**Instructions for the task**
For this task, copy all of the data below exactly and skip the pictures.

**Data records**
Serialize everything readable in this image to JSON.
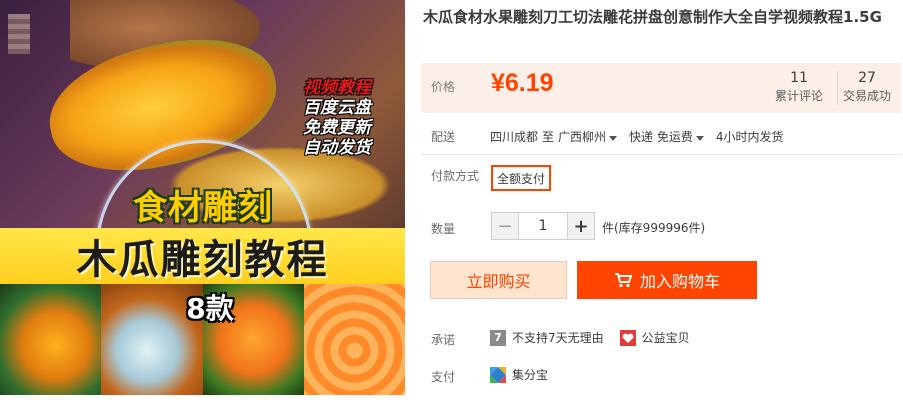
{
  "product_image": {
    "badge_lines": [
      "视频教程",
      "百度云盘",
      "免费更新",
      "自动发货"
    ],
    "small_banner": "食材雕刻",
    "big_banner": "木瓜雕刻教程",
    "count_badge": "8款"
  },
  "title": "木瓜食材水果雕刻刀工切法雕花拼盘创意制作大全自学视频教程1.5G",
  "price": {
    "label": "价格",
    "currency": "¥",
    "value": "6.19",
    "color": "#ff4400",
    "panel_bg": "#fcefe7"
  },
  "stats": {
    "reviews_count": "11",
    "reviews_label": "累计评论",
    "sales_count": "27",
    "sales_label": "交易成功"
  },
  "shipping": {
    "label": "配送",
    "from": "四川成都",
    "to_word": "至",
    "to": "广西柳州",
    "method": "快递 免运费",
    "dispatch": "4小时内发货"
  },
  "payment_method": {
    "label": "付款方式",
    "option": "全额支付"
  },
  "quantity": {
    "label": "数量",
    "minus": "−",
    "value": "1",
    "plus": "+",
    "stock": "件(库存999996件)"
  },
  "actions": {
    "buy_now": "立即购买",
    "add_to_cart": "加入购物车",
    "accent": "#ff4400"
  },
  "promise": {
    "label": "承诺",
    "icon_7_text": "7",
    "no_return": "不支持7天无理由",
    "charity": "公益宝贝"
  },
  "pay": {
    "label": "支付",
    "jifenbao": "集分宝"
  }
}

**Exercise output**
Serialize everything readable in this image to JSON.
{
  "product_image": {
    "badge_lines": [
      "视频教程",
      "百度云盘",
      "免费更新",
      "自动发货"
    ],
    "small_banner": "食材雕刻",
    "big_banner": "木瓜雕刻教程",
    "count_badge": "8款"
  },
  "title": "木瓜食材水果雕刻刀工切法雕花拼盘创意制作大全自学视频教程1.5G",
  "price": {
    "label": "价格",
    "currency": "¥",
    "value": "6.19",
    "color": "#ff4400",
    "panel_bg": "#fcefe7"
  },
  "stats": {
    "reviews_count": "11",
    "reviews_label": "累计评论",
    "sales_count": "27",
    "sales_label": "交易成功"
  },
  "shipping": {
    "label": "配送",
    "from": "四川成都",
    "to_word": "至",
    "to": "广西柳州",
    "method": "快递 免运费",
    "dispatch": "4小时内发货"
  },
  "payment_method": {
    "label": "付款方式",
    "option": "全额支付"
  },
  "quantity": {
    "label": "数量",
    "minus": "−",
    "value": "1",
    "plus": "+",
    "stock": "件(库存999996件)"
  },
  "actions": {
    "buy_now": "立即购买",
    "add_to_cart": "加入购物车",
    "accent": "#ff4400"
  },
  "promise": {
    "label": "承诺",
    "icon_7_text": "7",
    "no_return": "不支持7天无理由",
    "charity": "公益宝贝"
  },
  "pay": {
    "label": "支付",
    "jifenbao": "集分宝"
  }
}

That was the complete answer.